Still, news of Boehner’s offer provoked strong condemnation from conservative outside groups, offering a hint of where many in the conference are.
“Raising tax rates is anti-growth and raising the debt ceiling is pro-government growth — and this is the Republican position?” said Chris Chocola, president of the Club for Growth.
Rep. Tom Price of Georgia, a doctor and leading conservative, said on Twitter that only significant changes to Medicare “like Premium Support” would qualify as adequate compensation for raising the debt ceiling. Premium support refers to some GOP preferences that Medicare cease to be a fee-for-service program and become one in which seniors are provided a set amount of money to purchase health insurance.
But the reaction in other quarters on Capitol Hill was more subdued, in part because rank-and-file members have been kept largely in the dark by Boehner and his team.
“I don’t know if they’re floating this stuff to see reactions or if it’s legitimately where they’re at,” a second GOP aide said.
A third aide said Republican morale is low. “Republicans know we’re gonna get hammered,” this aide said. “We just want it over with.”
Meanwhile, Senate Majority Leader Harry Reid said he expects the chamber to reconvene on Dec. 26 — the day after Christmas — to wrap its work for the 112th Congress.
“It appears that we’re going to be coming back the day after Christmas to complete work on the fiscal cliff and a few other leftover items,” the Nevada Democrat said Monday.
It was the quintessential Reid-like threat; the majority leader often uses the specter of weekend or holiday work to try to corral colleagues into action.
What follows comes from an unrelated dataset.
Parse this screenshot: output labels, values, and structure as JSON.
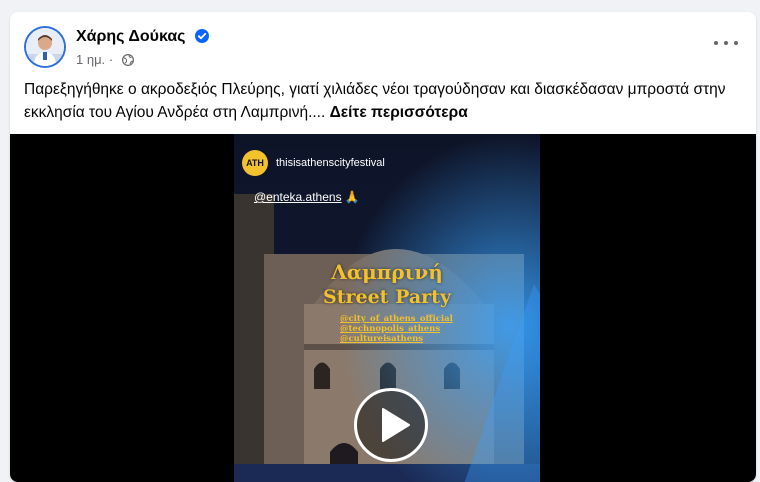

But with so much left to be resolved between the speaker and the president, if their differences can be resolved at all, it seems unlikely that Reid’s words were a bluff.
Though the week between Christmas and New Year’s Day might be spoiled for overworked staffers, the likely session is the strongest indicator yet that top congressional negotiators have hope for agreement. Talks had appeared to be at an impasse as recently as a week ago.
The Senate largely has been in a holding pattern as the House GOP and administration try to forge a deal, and though there is some question about whether there would be enough Republican support for an agreement that raises taxes, many rank-and-file GOP senators have already indicated they’d be willing to break from the party.
“If Boehner can get something passed in the House, I don’t see why it can’t get passed in the Senate,” one top Republican Senate aide said.
With the deadline pressure only intensifying, it’s possible lawmakers who have for the most part been kept out of the loop will be more demonstrative with their frustration over the lack of information or way forward. Both parties have caucus meetings slated for Tuesday afternoon.
At the White House daily briefing Monday, White House Press Secretary Jay Carney was equally opaque about the status of the talks, noting that “conversations continue” and that a plan from Obama is still the “only” one that protects the middle class from bearing too much of the burden of deficit reduction.
Carney ducked questions about whether the president could move off of his position that tax rates must go up for those with an annual income of more than $250,000. There historically has been some division in the Democratic Party on this point, with members such as Sen. Charles E. Schumer, D-N.Y., pushing publicly last year on a $1 million threshold as well.